Problem requirements: An image-free, exact copy of the records below is required.

Working data:
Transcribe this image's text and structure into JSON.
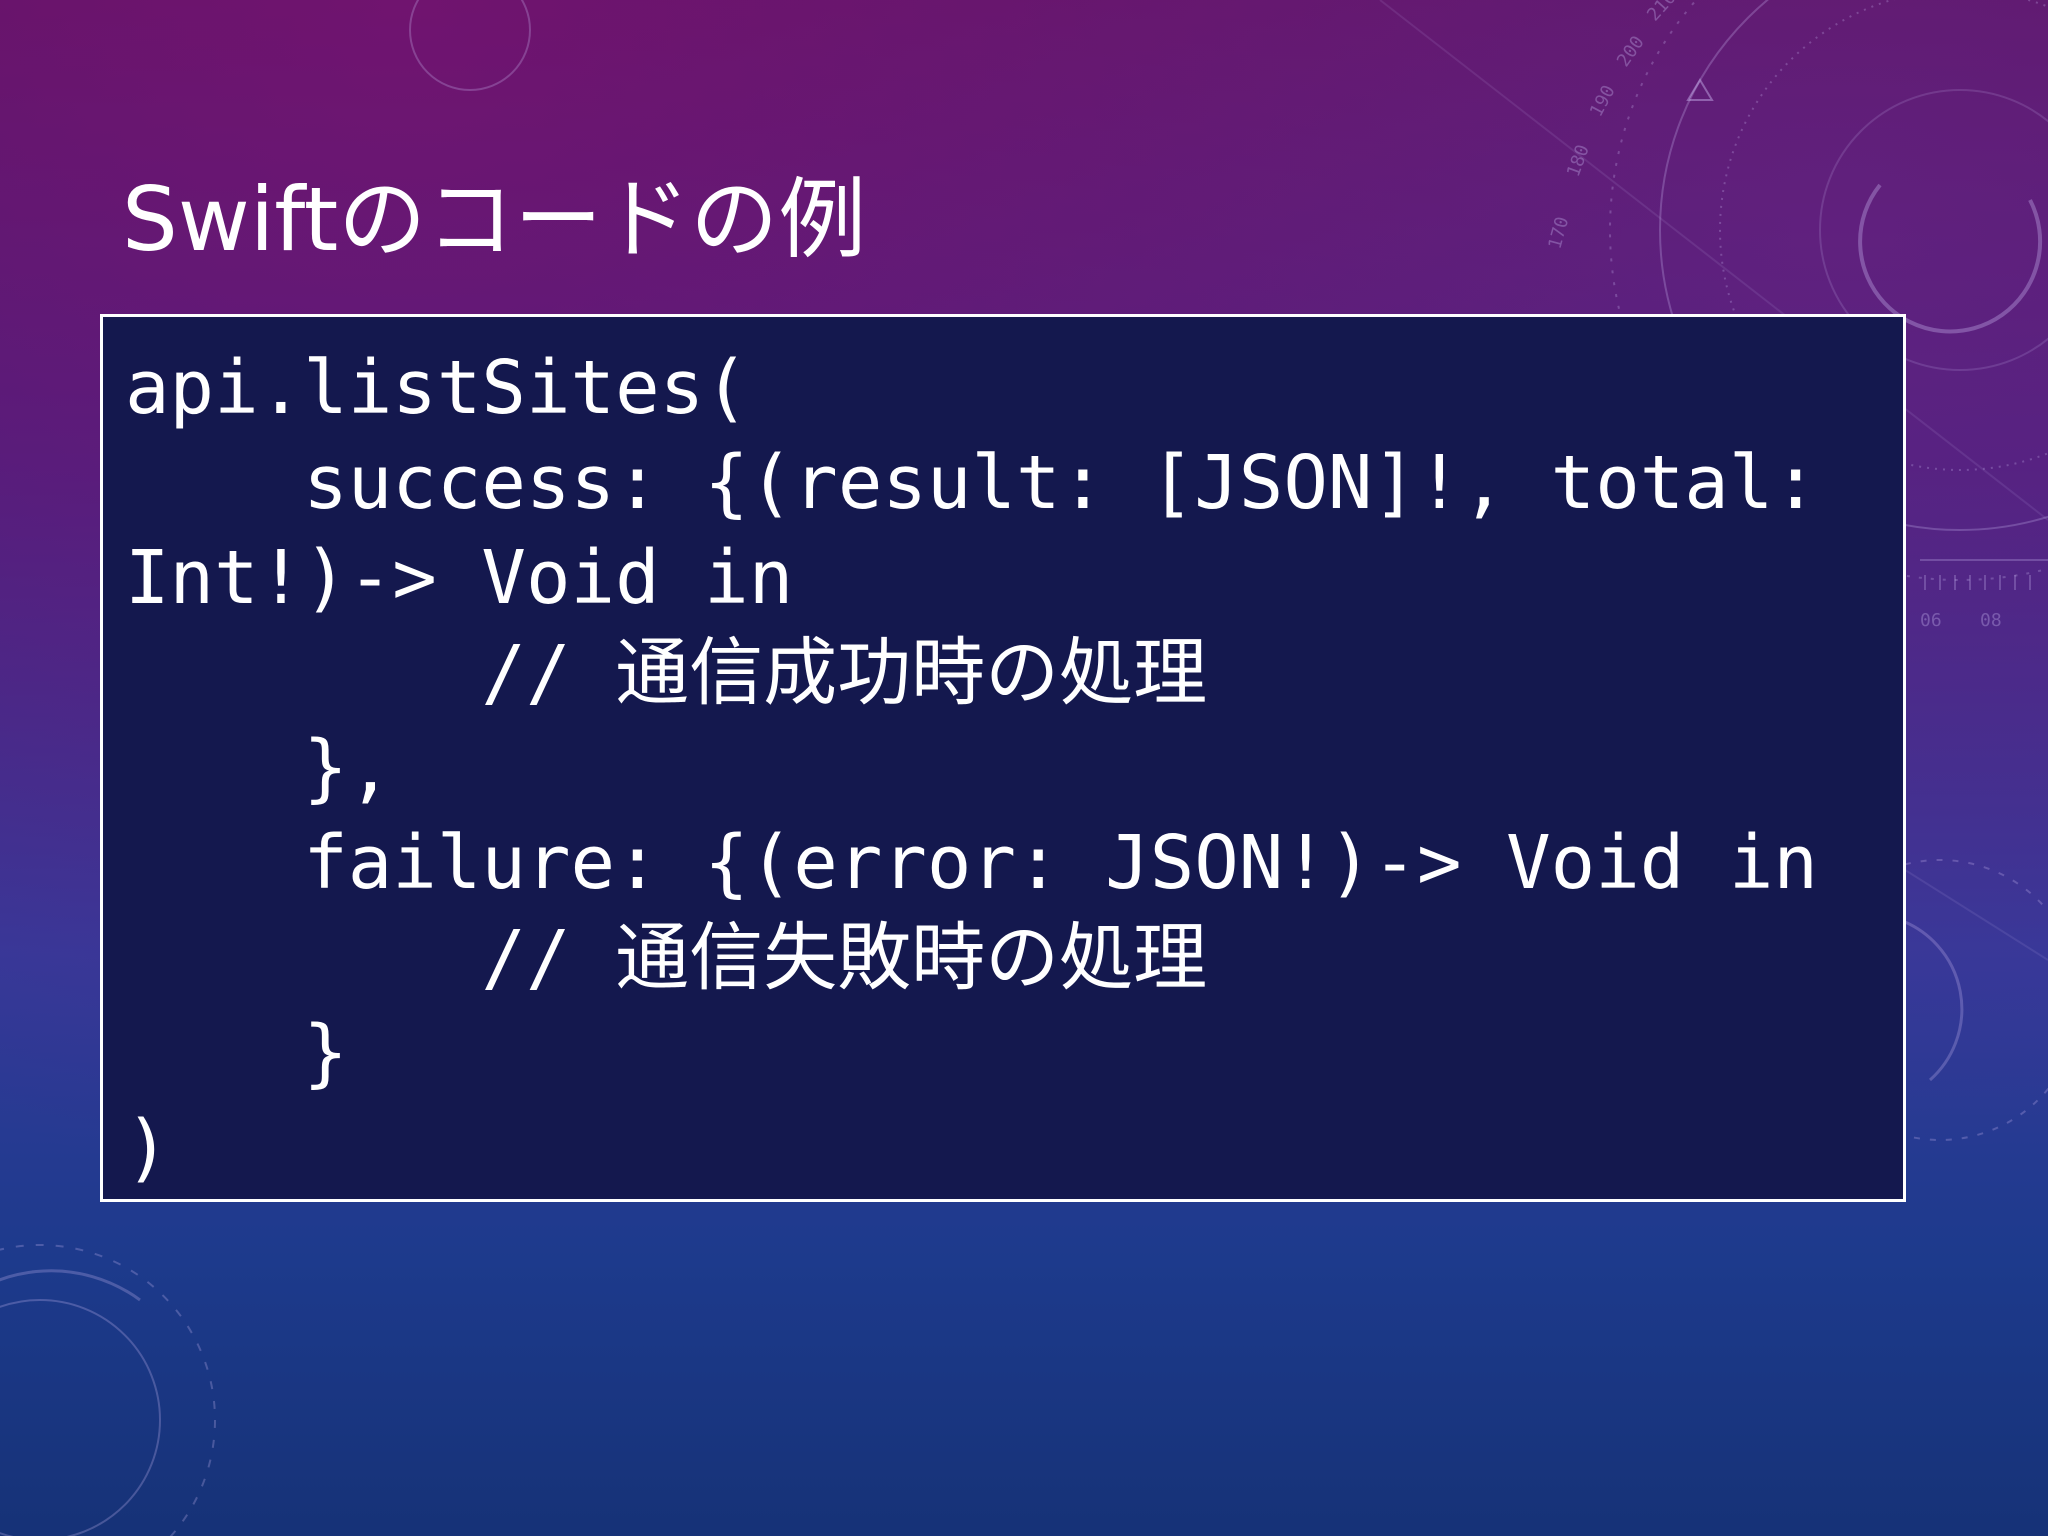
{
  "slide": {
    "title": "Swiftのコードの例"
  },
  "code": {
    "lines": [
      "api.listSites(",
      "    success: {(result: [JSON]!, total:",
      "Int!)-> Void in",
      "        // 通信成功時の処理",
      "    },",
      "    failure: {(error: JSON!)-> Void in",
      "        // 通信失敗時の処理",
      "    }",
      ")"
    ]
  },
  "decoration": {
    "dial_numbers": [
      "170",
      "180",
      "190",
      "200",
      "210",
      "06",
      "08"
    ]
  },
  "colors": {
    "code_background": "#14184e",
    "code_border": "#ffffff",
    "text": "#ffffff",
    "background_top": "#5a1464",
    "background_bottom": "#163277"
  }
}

Solution to this task:
Transcribe this image's text and structure into JSON.
{
  "slide": {
    "title": "Swiftのコードの例"
  },
  "code": {
    "lines": [
      "api.listSites(",
      "    success: {(result: [JSON]!, total:",
      "Int!)-> Void in",
      "        // 通信成功時の処理",
      "    },",
      "    failure: {(error: JSON!)-> Void in",
      "        // 通信失敗時の処理",
      "    }",
      ")"
    ]
  },
  "decoration": {
    "dial_numbers": [
      "170",
      "180",
      "190",
      "200",
      "210",
      "06",
      "08"
    ]
  },
  "colors": {
    "code_background": "#14184e",
    "code_border": "#ffffff",
    "text": "#ffffff",
    "background_top": "#5a1464",
    "background_bottom": "#163277"
  }
}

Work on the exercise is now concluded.